> [YOUR ASSIGNMENT] Line count for "Wednesday": report how many lines in this material hold that string, with the number alone as the answer.

> [RECORDS SHOWN]
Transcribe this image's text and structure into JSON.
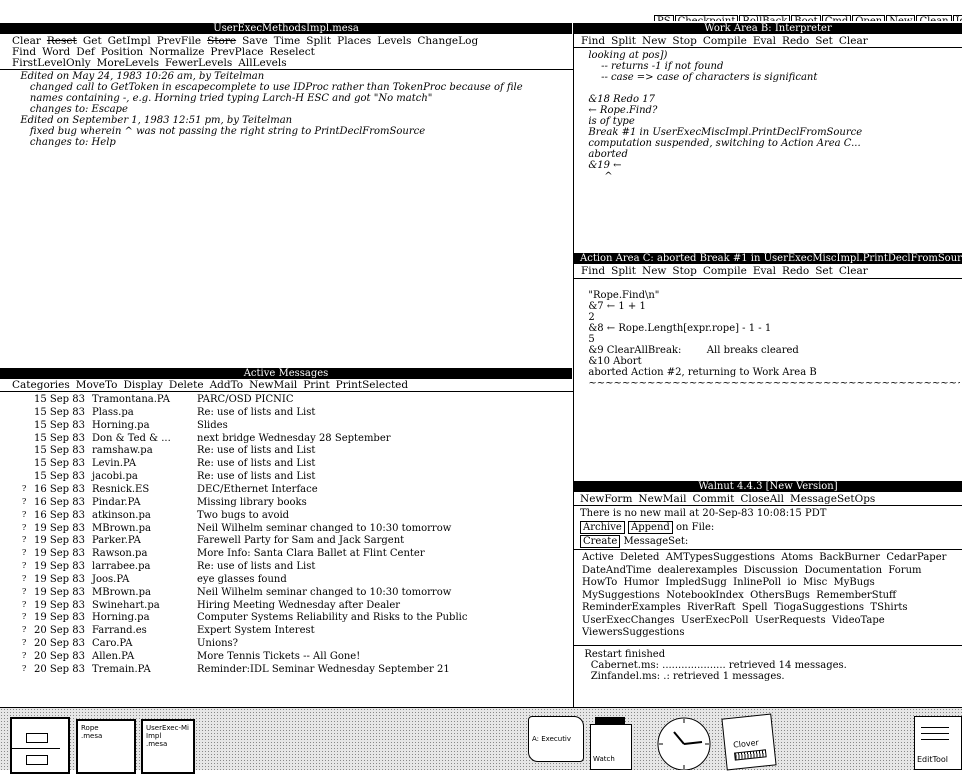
{
  "top_buttons": [
    {
      "label": "PS",
      "strike": false
    },
    {
      "label": "Checkpoint",
      "strike": true
    },
    {
      "label": "RollBack",
      "strike": true
    },
    {
      "label": "Boot",
      "strike": false
    },
    {
      "label": "Cmd",
      "strike": false
    },
    {
      "label": "Open",
      "strike": false
    },
    {
      "label": "New",
      "strike": false
    },
    {
      "label": "Clean",
      "strike": false
    },
    {
      "label": "Id",
      "strike": false
    }
  ],
  "editor": {
    "title": "UserExecMethodsImpl.mesa",
    "menu_row1": [
      {
        "label": "Clear",
        "strike": false
      },
      {
        "label": "Reset",
        "strike": true
      },
      {
        "label": "Get",
        "strike": false
      },
      {
        "label": "GetImpl",
        "strike": false
      },
      {
        "label": "PrevFile",
        "strike": false
      },
      {
        "label": "Store",
        "strike": true
      },
      {
        "label": "Save",
        "strike": false
      },
      {
        "label": "Time",
        "strike": false
      },
      {
        "label": "Split",
        "strike": false
      },
      {
        "label": "Places",
        "strike": false
      },
      {
        "label": "Levels",
        "strike": false
      },
      {
        "label": "ChangeLog",
        "strike": false
      }
    ],
    "menu_row2": [
      "Find",
      "Word",
      "Def",
      "Position",
      "Normalize",
      "PrevPlace",
      "Reselect"
    ],
    "menu_row3": [
      "FirstLevelOnly",
      "MoreLevels",
      "FewerLevels",
      "AllLevels"
    ],
    "content": [
      "  Edited on May 24, 1983 10:26 am, by Teitelman",
      "     changed call to GetToken in escapecomplete to use IDProc rather than TokenProc because of file",
      "     names containing -, e.g. Horning tried typing Larch-H ESC and got \"No match\"",
      "     changes to: Escape",
      "  Edited on September 1, 1983 12:51 pm, by Teitelman",
      "     fixed bug wherein ^ was not passing the right string to PrintDeclFromSource",
      "     changes to: Help"
    ]
  },
  "messages": {
    "title": "Active Messages",
    "menu": [
      "Categories",
      "MoveTo",
      "Display",
      "Delete",
      "AddTo",
      "NewMail",
      "Print",
      "PrintSelected"
    ],
    "rows": [
      {
        "mark": "",
        "date": "15 Sep 83",
        "from": "Tramontana.PA",
        "subject": "PARC/OSD PICNIC"
      },
      {
        "mark": "",
        "date": "15 Sep 83",
        "from": "Plass.pa",
        "subject": "Re: use of lists and List"
      },
      {
        "mark": "",
        "date": "15 Sep 83",
        "from": "Horning.pa",
        "subject": "Slides"
      },
      {
        "mark": "",
        "date": "15 Sep 83",
        "from": "Don & Ted & ...",
        "subject": "next bridge Wednesday 28 September"
      },
      {
        "mark": "",
        "date": "15 Sep 83",
        "from": "ramshaw.pa",
        "subject": "Re: use of lists and List"
      },
      {
        "mark": "",
        "date": "15 Sep 83",
        "from": "Levin.PA",
        "subject": "Re: use of lists and List"
      },
      {
        "mark": "",
        "date": "15 Sep 83",
        "from": "jacobi.pa",
        "subject": "Re: use of lists and List"
      },
      {
        "mark": "?",
        "date": "16 Sep 83",
        "from": "Resnick.ES",
        "subject": "DEC/Ethernet Interface"
      },
      {
        "mark": "?",
        "date": "16 Sep 83",
        "from": "Pindar.PA",
        "subject": "Missing library books"
      },
      {
        "mark": "?",
        "date": "16 Sep 83",
        "from": "atkinson.pa",
        "subject": "Two bugs to avoid"
      },
      {
        "mark": "?",
        "date": "19 Sep 83",
        "from": "MBrown.pa",
        "subject": "Neil Wilhelm seminar changed to 10:30 tomorrow"
      },
      {
        "mark": "?",
        "date": "19 Sep 83",
        "from": "Parker.PA",
        "subject": "Farewell Party for Sam and Jack Sargent"
      },
      {
        "mark": "?",
        "date": "19 Sep 83",
        "from": "Rawson.pa",
        "subject": "More Info: Santa Clara Ballet at Flint Center"
      },
      {
        "mark": "?",
        "date": "19 Sep 83",
        "from": "larrabee.pa",
        "subject": "Re: use of lists and List"
      },
      {
        "mark": "?",
        "date": "19 Sep 83",
        "from": "Joos.PA",
        "subject": "eye glasses found"
      },
      {
        "mark": "?",
        "date": "19 Sep 83",
        "from": "MBrown.pa",
        "subject": "Neil Wilhelm seminar changed to 10:30 tomorrow"
      },
      {
        "mark": "?",
        "date": "19 Sep 83",
        "from": "Swinehart.pa",
        "subject": "Hiring Meeting Wednesday after Dealer"
      },
      {
        "mark": "?",
        "date": "19 Sep 83",
        "from": "Horning.pa",
        "subject": "Computer Systems Reliability and Risks to the Public"
      },
      {
        "mark": "?",
        "date": "20 Sep 83",
        "from": "Farrand.es",
        "subject": "Expert System Interest"
      },
      {
        "mark": "?",
        "date": "20 Sep 83",
        "from": "Caro.PA",
        "subject": "Unions?"
      },
      {
        "mark": "?",
        "date": "20 Sep 83",
        "from": "Allen.PA",
        "subject": "More Tennis Tickets -- All Gone!"
      },
      {
        "mark": "?",
        "date": "20 Sep 83",
        "from": "Tremain.PA",
        "subject": "Reminder:IDL Seminar Wednesday September 21"
      }
    ]
  },
  "work_area_b": {
    "title": "Work Area B: Interpreter",
    "menu": [
      "Find",
      "Split",
      "New",
      "Stop",
      "Compile",
      "Eval",
      "Redo",
      "Set",
      "Clear"
    ],
    "content": [
      "  looking at pos])",
      "      -- returns -1 if not found",
      "      -- case => case of characters is significant",
      "",
      "  &18 Redo 17",
      "  ← Rope.Find?",
      "  is of type",
      "  Break #1 in UserExecMiscImpl.PrintDeclFromSource",
      "  computation suspended, switching to Action Area C...",
      "  aborted",
      "  &19 ←",
      "       ^"
    ]
  },
  "action_area_c": {
    "title": "Action Area C: aborted Break #1 in UserExecMiscImpl.PrintDeclFromSource",
    "menu": [
      "Find",
      "Split",
      "New",
      "Stop",
      "Compile",
      "Eval",
      "Redo",
      "Set",
      "Clear"
    ],
    "content": [
      "  \"Rope.Find\\n\"",
      "  &7 ← 1 + 1",
      "  2",
      "  &8 ← Rope.Length[expr.rope] - 1 - 1",
      "  5",
      "  &9 ClearAllBreak:        All breaks cleared",
      "  &10 Abort",
      "  aborted Action #2, returning to Work Area B",
      "  ~~~~~~~~~~~~~~~~~~~~~~~~~~~~~~~~~~~~~~~~~~~~~~~~~~~~~~~"
    ]
  },
  "walnut": {
    "title": "Walnut 4.4.3  [New Version]",
    "menu": [
      "NewForm",
      "NewMail",
      "Commit",
      "CloseAll",
      "MessageSetOps"
    ],
    "status": "There is no new mail at 20-Sep-83 10:08:15 PDT",
    "archive_label": "Archive",
    "append_label": "Append",
    "on_file_label": "on File:",
    "create_label": "Create",
    "messageset_label": "MessageSet:",
    "message_sets": "Active  Deleted  AMTypesSuggestions  Atoms  BackBurner  CedarPaper\nDateAndTime  dealerexamples  Discussion  Documentation  Forum\nHowTo  Humor  ImpledSugg  InlinePoll  io  Misc  MyBugs\nMySuggestions  NotebookIndex  OthersBugs  RememberStuff\nReminderExamples  RiverRaft  Spell  TiogaSuggestions  TShirts\nUserExecChanges  UserExecPoll  UserRequests  VideoTape\nViewersSuggestions",
    "log": "  Restart finished\n    Cabernet.ms: .................... retrieved 14 messages.\n    Zinfandel.ms: .: retrieved 1 messages."
  },
  "icons": [
    {
      "label": "",
      "name": "file-cabinet-icon"
    },
    {
      "label": "Rope\n.mesa",
      "name": "document-icon-rope"
    },
    {
      "label": "UserExec-Mi\nImpl\n.mesa",
      "name": "document-icon-userexec"
    },
    {
      "label": "A: Executiv",
      "name": "scroll-icon-executive"
    },
    {
      "label": "Watch",
      "name": "watch-icon"
    },
    {
      "label": "",
      "name": "clock-icon"
    },
    {
      "label": "Clover",
      "name": "clover-icon"
    },
    {
      "label": "EditTool",
      "name": "edittool-icon"
    }
  ]
}
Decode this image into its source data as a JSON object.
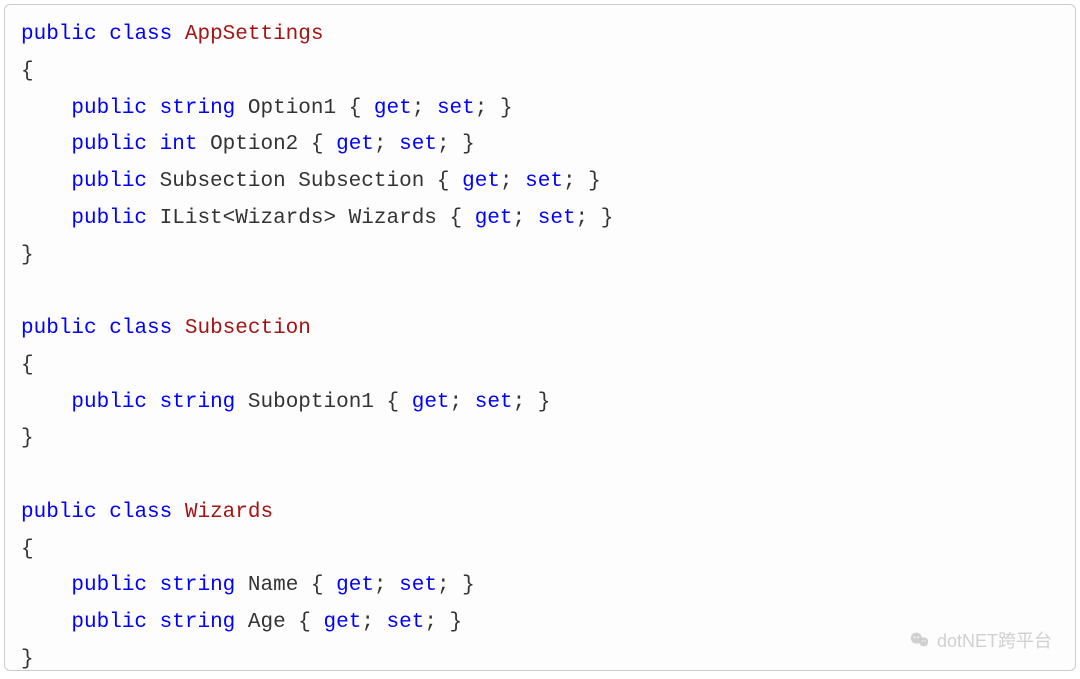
{
  "code": {
    "lines": [
      [
        {
          "t": "public",
          "c": "kw-blue"
        },
        {
          "t": " "
        },
        {
          "t": "class",
          "c": "kw-blue"
        },
        {
          "t": " "
        },
        {
          "t": "AppSettings",
          "c": "type-name"
        }
      ],
      [
        {
          "t": "{",
          "c": "brace"
        }
      ],
      [
        {
          "t": "    "
        },
        {
          "t": "public",
          "c": "kw-blue"
        },
        {
          "t": " "
        },
        {
          "t": "string",
          "c": "kw-blue"
        },
        {
          "t": " Option1 { "
        },
        {
          "t": "get",
          "c": "kw-blue"
        },
        {
          "t": "; "
        },
        {
          "t": "set",
          "c": "kw-blue"
        },
        {
          "t": "; }"
        }
      ],
      [
        {
          "t": "    "
        },
        {
          "t": "public",
          "c": "kw-blue"
        },
        {
          "t": " "
        },
        {
          "t": "int",
          "c": "kw-blue"
        },
        {
          "t": " Option2 { "
        },
        {
          "t": "get",
          "c": "kw-blue"
        },
        {
          "t": "; "
        },
        {
          "t": "set",
          "c": "kw-blue"
        },
        {
          "t": "; }"
        }
      ],
      [
        {
          "t": "    "
        },
        {
          "t": "public",
          "c": "kw-blue"
        },
        {
          "t": " Subsection Subsection { "
        },
        {
          "t": "get",
          "c": "kw-blue"
        },
        {
          "t": "; "
        },
        {
          "t": "set",
          "c": "kw-blue"
        },
        {
          "t": "; }"
        }
      ],
      [
        {
          "t": "    "
        },
        {
          "t": "public",
          "c": "kw-blue"
        },
        {
          "t": " IList<Wizards> Wizards { "
        },
        {
          "t": "get",
          "c": "kw-blue"
        },
        {
          "t": "; "
        },
        {
          "t": "set",
          "c": "kw-blue"
        },
        {
          "t": "; }"
        }
      ],
      [
        {
          "t": "}",
          "c": "brace"
        }
      ],
      [
        {
          "t": ""
        }
      ],
      [
        {
          "t": "public",
          "c": "kw-blue"
        },
        {
          "t": " "
        },
        {
          "t": "class",
          "c": "kw-blue"
        },
        {
          "t": " "
        },
        {
          "t": "Subsection",
          "c": "type-name"
        }
      ],
      [
        {
          "t": "{",
          "c": "brace"
        }
      ],
      [
        {
          "t": "    "
        },
        {
          "t": "public",
          "c": "kw-blue"
        },
        {
          "t": " "
        },
        {
          "t": "string",
          "c": "kw-blue"
        },
        {
          "t": " Suboption1 { "
        },
        {
          "t": "get",
          "c": "kw-blue"
        },
        {
          "t": "; "
        },
        {
          "t": "set",
          "c": "kw-blue"
        },
        {
          "t": "; }"
        }
      ],
      [
        {
          "t": "}",
          "c": "brace"
        }
      ],
      [
        {
          "t": ""
        }
      ],
      [
        {
          "t": "public",
          "c": "kw-blue"
        },
        {
          "t": " "
        },
        {
          "t": "class",
          "c": "kw-blue"
        },
        {
          "t": " "
        },
        {
          "t": "Wizards",
          "c": "type-name"
        }
      ],
      [
        {
          "t": "{",
          "c": "brace"
        }
      ],
      [
        {
          "t": "    "
        },
        {
          "t": "public",
          "c": "kw-blue"
        },
        {
          "t": " "
        },
        {
          "t": "string",
          "c": "kw-blue"
        },
        {
          "t": " Name { "
        },
        {
          "t": "get",
          "c": "kw-blue"
        },
        {
          "t": "; "
        },
        {
          "t": "set",
          "c": "kw-blue"
        },
        {
          "t": "; }"
        }
      ],
      [
        {
          "t": "    "
        },
        {
          "t": "public",
          "c": "kw-blue"
        },
        {
          "t": " "
        },
        {
          "t": "string",
          "c": "kw-blue"
        },
        {
          "t": " Age { "
        },
        {
          "t": "get",
          "c": "kw-blue"
        },
        {
          "t": "; "
        },
        {
          "t": "set",
          "c": "kw-blue"
        },
        {
          "t": "; }"
        }
      ],
      [
        {
          "t": "}",
          "c": "brace"
        }
      ]
    ]
  },
  "watermark": {
    "text": "dotNET跨平台"
  }
}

> [EXPECTED ANSWER] 3